4. What should readers know about your most recent work (or works) and where can they find your writing? 

My most recent work is also my new collection of short fiction, titled COLD, BLACK & INFINITE: STORIES OF THE HORRIFIC & STRANGE. It’s 16 stories that mark a 5-year period of my writing career. Three of those stories appear in print for the first time. And I managed to convince the inimitable John Langan, author of The Fisherman, to write an introduction. There’s a wide range of stories in the book, and it stands as a good place to start for readers who are new to my work.

COLD, BLACK & INFINITE releases on 9/26 from Cemetery Dance. For pre-order information, go here: https://www.cemeterydance.com/coldblackinfiniteKeisling.

And for more info about my work, visit my website: www.toddkeisling.com.

 

 

Author Interview with Robert P. Ottone

Welcome to my first author interview.

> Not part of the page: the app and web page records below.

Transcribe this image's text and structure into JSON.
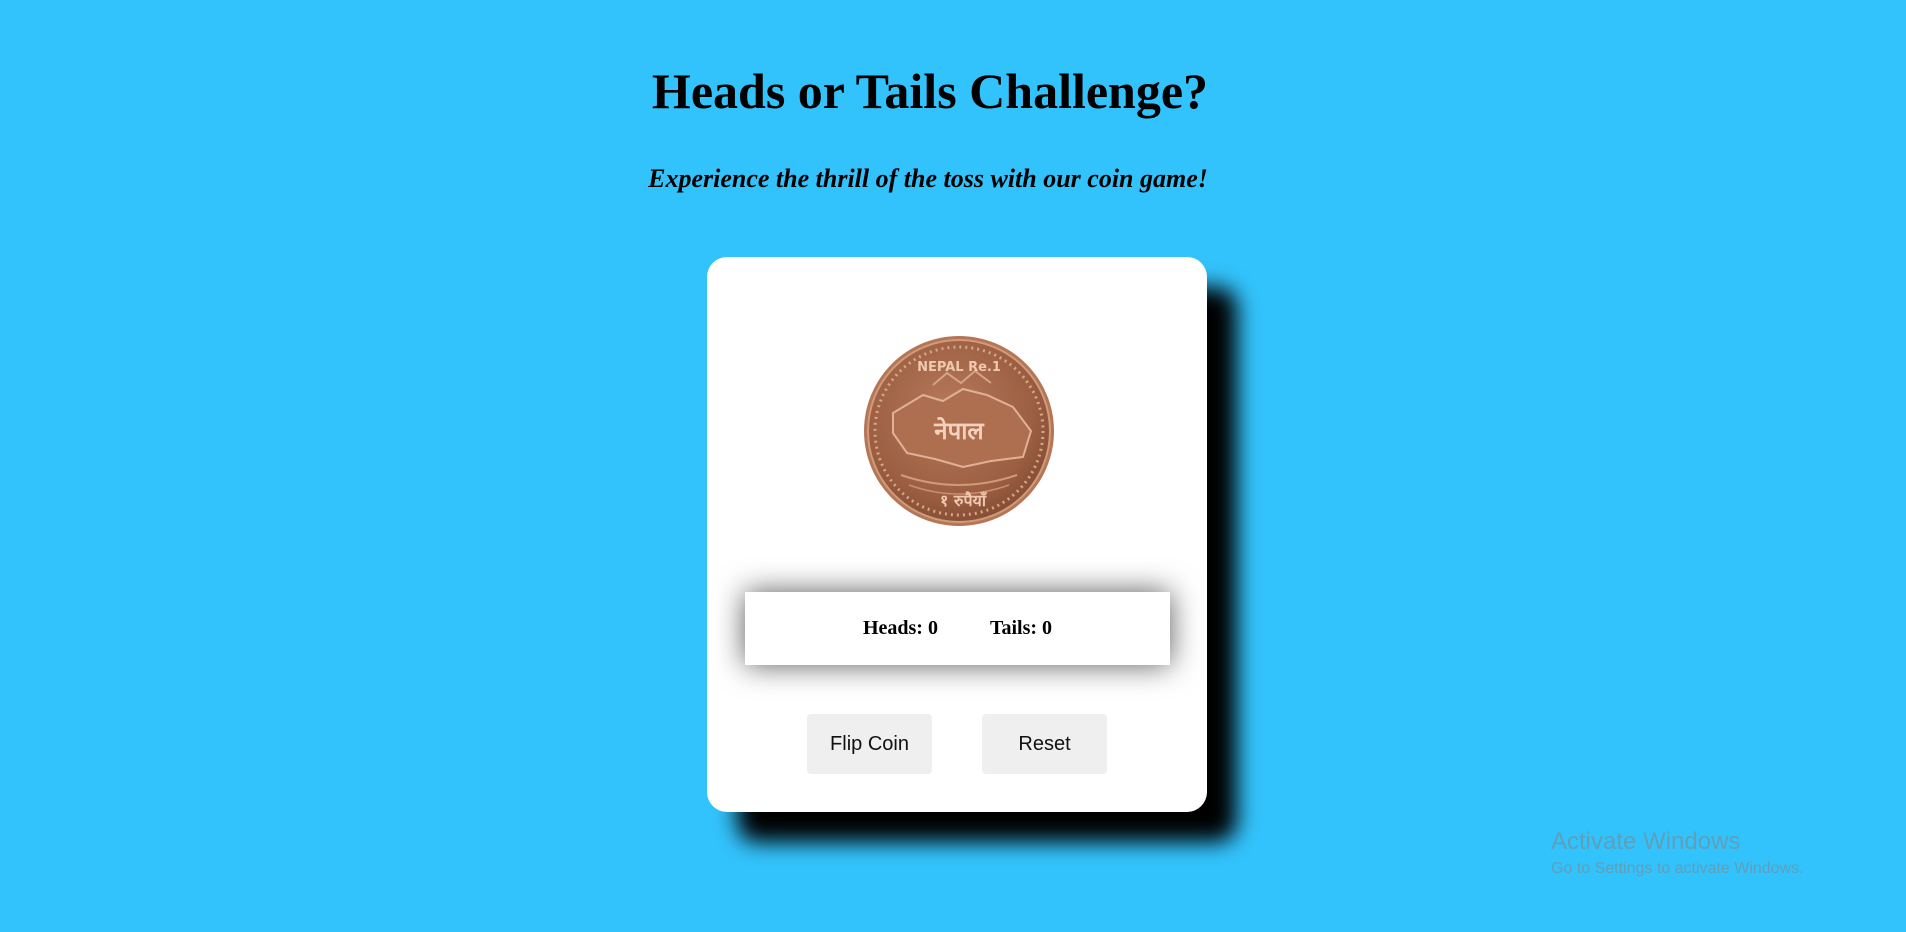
{
  "header": {
    "title": "Heads or Tails Challenge?",
    "subtitle": "Experience the thrill of the toss with our coin game!"
  },
  "coin": {
    "icon": "coin-icon",
    "country_text": "NEPAL Re.1",
    "face_text": "नेपाल",
    "value_text": "१ रुपैयाँ",
    "colors": {
      "coin": "#a5674a",
      "rim": "#c88d6e"
    }
  },
  "score": {
    "heads_label": "Heads: 0",
    "tails_label": "Tails: 0",
    "heads": 0,
    "tails": 0
  },
  "controls": {
    "flip_label": "Flip Coin",
    "reset_label": "Reset"
  },
  "watermark": {
    "title": "Activate Windows",
    "subtitle": "Go to Settings to activate Windows."
  },
  "colors": {
    "background": "#33c3fc",
    "card": "#ffffff",
    "button": "#efefef"
  }
}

I’m hoping these will become a recurring feature on my website. Many thanks to Robert P. Ottone for being my guinea pig. Without further ado, let’s get to the interview.

 

 

1. What made you start writing horror?

I started writing horror as a therapeutic exercise in dealing with my grief over losing my dad. From there, it turned into something where I could explore my own fears and insecurities about certain things, certain aspects of life, normal stuff we deal with every day, so, dealing with such heavy grief was the impetus.

 

2. What is your favorite tool (vocabulary, commas, dialogue, flashbacks, etc.) in your writer’s toolbox? 

I’d say dialogue. I’m a habitual eavesdropper, I pay very close attention to a person’s cadence, their vocabulary, their inflections, their mispronunciations, etc. I’m obsessed with language, with a language’s origins, its evolution. I’m actually in the process of putting together the silliest thesis paper on the commonalities between two languages that do not share a common root. I know I went off on a tangent there, but I guess dialogue, language and the evolution of language are things in my toolbox.

Along with coffee and cigars.

 

3. If your life was on the line, which iteration of Batman would you want to save you? 

Ben Affleck’s Batman. We’d never experienced true terror in looking at a Batman before him. He was enormous. Terrifying. Violent. Bruce/Batman should always be physically larger than Clark/Superman because Superman has never had to work out a day in his life, he’s just … Superman. Batman must be the physical embodiment of intimidation and terror, and to me, Affleck is exactly that.

Bruce and Clark need to be reflections of one-another, but the mirror has to be obscured differently for both. Bruce is a massive, physically perfect specimen, where Clark is a normal guy.

Affleck’s Batman nailed that.

Pattinson comes close, but we’re not there yet.

 

4. What should readers know about your most recent work (or works) and where can they find your writing? 

My most recent novel is The Vile Thing We Created, published by Hydra Publications. It’s available wherever books are sold, and I’m super-excited about it. AmazonBookshopB&N, everywhere.

 

 

In addition to the book links above, you can find all of Robert P. Ottone’s darkest secrets by visiting this link.